Large, credible, and financially strong developers have entered the market and are reducing the risk associated with CSP projects. For example, Pacific Gas and Electric recently signed a 25-year contract for the output of a 553 MW CSP plant that is to be built in California's Mohave Desert where 354 MW have been in operation since the 1980s. CSP is ideal for utilities as it is most economical in large (100MWs) sizes, can utilize thermal energy storage to match peak demand periods and offer dispatchability, and, with transmission built up, it can scale up rapidly to meet the Southwest’s growing electricity demand.
CSP is clean, non-polluting, and has no carbon emissions that contribute to climate change. It can serve intermediate and peak load, and provides reliable domestic energy. CSP provides energy diversity and reduces pressure on natural gas demand, thereby lowering natural gas prices and acting as a hedge against electricity price fluctuations. CSP investments pay back in jobs, tax revenue, and gross state product (GSP) increases. CSP electricity costs will reduce over time through economies of scale and advancements in R&D.
While CSP holds great promise, technology supporters say federal and state policy measures are needed to help scale up production and lower costs. Long term extension of existing incentives is critical to getting plants built and maintaining the necessary momentum. For serious CSP expansion, utility ownership must be an option, making the current utility exclusion from the investment tax credit (ITC) a barrier to CSP. Section 103 of the House-passed energy bill (HR 3221), extends a 30 percent ITC for solar energy property by eight years, from January 1, 2009 to January 1, 2017. It also removes the utility exclusion provision from the ITC, and authorizes $2 billion in new Clean Renewable Energy Bonds (CREBS). The Senate-passed version of the energy bill (HR 6) does not contain these tax provisions, although they were part of the Finance package reported by the Senate. As the energy bill goes to conference, policy support is required to realize the benefits of CSP for America. Decisions made by the conference committee on the energy bill could have a major effect on the future of CSP in the United States. It should be noted that other countries are moving forward on large-scale solar technologies.

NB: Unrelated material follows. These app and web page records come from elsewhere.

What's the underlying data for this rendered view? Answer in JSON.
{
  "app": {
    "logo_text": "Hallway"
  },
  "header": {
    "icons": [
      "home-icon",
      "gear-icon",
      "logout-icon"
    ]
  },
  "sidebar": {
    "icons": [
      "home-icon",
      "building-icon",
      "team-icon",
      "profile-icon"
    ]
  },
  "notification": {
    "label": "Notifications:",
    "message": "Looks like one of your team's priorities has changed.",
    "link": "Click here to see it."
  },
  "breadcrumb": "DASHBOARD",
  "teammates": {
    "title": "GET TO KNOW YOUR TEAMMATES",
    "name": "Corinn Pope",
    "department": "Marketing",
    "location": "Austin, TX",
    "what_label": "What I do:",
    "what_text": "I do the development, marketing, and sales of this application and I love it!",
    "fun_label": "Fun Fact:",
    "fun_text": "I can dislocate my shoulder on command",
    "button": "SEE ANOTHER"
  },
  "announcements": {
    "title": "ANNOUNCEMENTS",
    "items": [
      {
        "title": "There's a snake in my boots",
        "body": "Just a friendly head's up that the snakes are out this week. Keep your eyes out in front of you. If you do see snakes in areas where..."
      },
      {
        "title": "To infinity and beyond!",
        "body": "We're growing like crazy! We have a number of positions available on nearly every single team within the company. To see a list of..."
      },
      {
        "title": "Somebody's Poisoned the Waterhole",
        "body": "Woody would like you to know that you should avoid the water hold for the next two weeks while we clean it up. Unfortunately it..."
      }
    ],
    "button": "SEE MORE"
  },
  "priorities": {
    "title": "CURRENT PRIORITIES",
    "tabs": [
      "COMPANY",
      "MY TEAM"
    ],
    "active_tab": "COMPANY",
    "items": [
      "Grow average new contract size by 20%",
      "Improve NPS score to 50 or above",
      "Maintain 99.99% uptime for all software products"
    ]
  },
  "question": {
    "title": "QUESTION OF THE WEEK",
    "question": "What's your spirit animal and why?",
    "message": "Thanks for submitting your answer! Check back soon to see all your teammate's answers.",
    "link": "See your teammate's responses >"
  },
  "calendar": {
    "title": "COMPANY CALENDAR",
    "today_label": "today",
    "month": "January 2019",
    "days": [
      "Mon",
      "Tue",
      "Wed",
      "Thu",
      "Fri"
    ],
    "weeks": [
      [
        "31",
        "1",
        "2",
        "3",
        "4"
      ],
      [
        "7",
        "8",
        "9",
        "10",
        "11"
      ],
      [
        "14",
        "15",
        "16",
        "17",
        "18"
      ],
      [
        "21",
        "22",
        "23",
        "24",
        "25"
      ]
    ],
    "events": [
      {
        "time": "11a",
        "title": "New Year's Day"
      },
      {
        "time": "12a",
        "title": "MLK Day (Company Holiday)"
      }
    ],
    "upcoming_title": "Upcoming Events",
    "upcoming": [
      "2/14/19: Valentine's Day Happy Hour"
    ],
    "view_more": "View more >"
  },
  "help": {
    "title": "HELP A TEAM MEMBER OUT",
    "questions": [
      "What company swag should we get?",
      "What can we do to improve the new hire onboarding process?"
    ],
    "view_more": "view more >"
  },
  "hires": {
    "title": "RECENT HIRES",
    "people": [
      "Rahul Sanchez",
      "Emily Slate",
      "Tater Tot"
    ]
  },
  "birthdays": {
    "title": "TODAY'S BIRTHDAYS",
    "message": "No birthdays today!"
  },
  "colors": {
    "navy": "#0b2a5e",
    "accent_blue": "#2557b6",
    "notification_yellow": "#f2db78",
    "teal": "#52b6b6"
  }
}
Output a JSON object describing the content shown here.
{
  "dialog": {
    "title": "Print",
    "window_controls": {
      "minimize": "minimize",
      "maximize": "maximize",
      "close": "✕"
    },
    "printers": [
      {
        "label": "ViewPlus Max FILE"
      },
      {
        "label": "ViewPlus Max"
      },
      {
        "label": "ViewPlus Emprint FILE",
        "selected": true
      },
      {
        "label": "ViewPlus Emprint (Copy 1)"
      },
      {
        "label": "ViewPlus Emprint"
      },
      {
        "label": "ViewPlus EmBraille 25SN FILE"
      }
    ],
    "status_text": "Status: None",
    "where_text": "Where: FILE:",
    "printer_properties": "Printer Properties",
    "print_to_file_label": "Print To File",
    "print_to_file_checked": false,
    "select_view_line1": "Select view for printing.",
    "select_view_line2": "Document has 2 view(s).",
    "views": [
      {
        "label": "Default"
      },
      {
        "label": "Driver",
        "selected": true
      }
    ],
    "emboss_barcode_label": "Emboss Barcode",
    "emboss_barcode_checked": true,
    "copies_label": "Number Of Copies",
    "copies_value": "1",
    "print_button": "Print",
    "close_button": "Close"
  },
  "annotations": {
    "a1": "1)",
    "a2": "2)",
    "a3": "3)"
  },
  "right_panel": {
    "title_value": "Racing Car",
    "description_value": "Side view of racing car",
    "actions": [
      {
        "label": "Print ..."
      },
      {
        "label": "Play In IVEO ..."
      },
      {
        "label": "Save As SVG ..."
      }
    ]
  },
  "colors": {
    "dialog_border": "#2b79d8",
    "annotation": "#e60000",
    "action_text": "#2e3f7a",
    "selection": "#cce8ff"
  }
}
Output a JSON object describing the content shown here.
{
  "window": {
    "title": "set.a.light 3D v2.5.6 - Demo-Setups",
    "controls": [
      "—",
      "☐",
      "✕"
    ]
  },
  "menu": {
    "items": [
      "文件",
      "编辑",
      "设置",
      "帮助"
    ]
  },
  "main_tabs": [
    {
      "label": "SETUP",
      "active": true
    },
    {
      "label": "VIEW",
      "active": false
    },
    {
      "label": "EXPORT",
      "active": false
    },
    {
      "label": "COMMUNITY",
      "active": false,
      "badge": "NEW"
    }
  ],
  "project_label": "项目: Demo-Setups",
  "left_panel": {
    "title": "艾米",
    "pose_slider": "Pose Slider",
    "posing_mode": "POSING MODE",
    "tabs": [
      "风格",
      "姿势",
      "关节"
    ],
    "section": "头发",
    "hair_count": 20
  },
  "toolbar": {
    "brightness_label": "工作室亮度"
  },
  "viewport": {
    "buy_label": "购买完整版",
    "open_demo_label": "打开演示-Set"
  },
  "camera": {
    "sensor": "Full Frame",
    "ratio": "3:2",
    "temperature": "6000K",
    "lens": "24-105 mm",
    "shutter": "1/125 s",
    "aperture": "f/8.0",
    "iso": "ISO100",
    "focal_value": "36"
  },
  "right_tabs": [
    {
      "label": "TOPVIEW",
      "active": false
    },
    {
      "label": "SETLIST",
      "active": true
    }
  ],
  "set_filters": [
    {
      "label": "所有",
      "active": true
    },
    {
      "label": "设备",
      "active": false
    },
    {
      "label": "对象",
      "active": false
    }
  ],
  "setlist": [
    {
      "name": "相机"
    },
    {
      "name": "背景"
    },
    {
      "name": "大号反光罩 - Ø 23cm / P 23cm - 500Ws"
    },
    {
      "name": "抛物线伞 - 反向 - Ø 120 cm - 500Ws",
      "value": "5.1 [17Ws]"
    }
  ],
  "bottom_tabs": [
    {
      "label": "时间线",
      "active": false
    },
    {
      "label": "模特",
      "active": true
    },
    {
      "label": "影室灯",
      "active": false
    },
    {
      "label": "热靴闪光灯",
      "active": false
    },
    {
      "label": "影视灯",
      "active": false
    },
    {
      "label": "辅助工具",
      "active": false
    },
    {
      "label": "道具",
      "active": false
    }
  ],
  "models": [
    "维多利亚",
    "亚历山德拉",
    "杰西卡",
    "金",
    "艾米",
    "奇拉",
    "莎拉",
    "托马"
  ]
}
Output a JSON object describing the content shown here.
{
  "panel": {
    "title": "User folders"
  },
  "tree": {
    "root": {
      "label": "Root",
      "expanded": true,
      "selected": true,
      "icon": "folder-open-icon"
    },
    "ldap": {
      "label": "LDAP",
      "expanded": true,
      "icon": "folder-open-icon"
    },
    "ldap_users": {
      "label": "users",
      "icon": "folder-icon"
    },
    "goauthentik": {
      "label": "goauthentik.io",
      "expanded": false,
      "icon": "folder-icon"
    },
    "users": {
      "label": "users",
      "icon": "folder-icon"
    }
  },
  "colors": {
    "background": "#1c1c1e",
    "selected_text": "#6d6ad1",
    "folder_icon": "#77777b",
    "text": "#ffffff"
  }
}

On September 6, 2007, the Environmental and Energy Study Institute (EESI) held a congressional briefing about the most recent developments in concentrating solar power (CSP) technologies and how this fits into the energy bills and conference committee coming before the Congress this fall. CSP plants produce electric power by concentrating the sun's energy into high-temperature to drive conventional steam turbines or engines or directly into electricity via high-efficiency photovoltaic (PV) cells. The recent Western Governors' Association (WGA) Clean and Diversified Energy Initiative Solar Task Force Report projects that the installation of 4,000 MW of CSP capacity in the United States, primarily in Arizona, California, Colorado, Nevada, New Mexico and Utah, would lower the price of CSP to that of fossil fuel generation The resource potential of the southwest is very much larger than 4,000MW.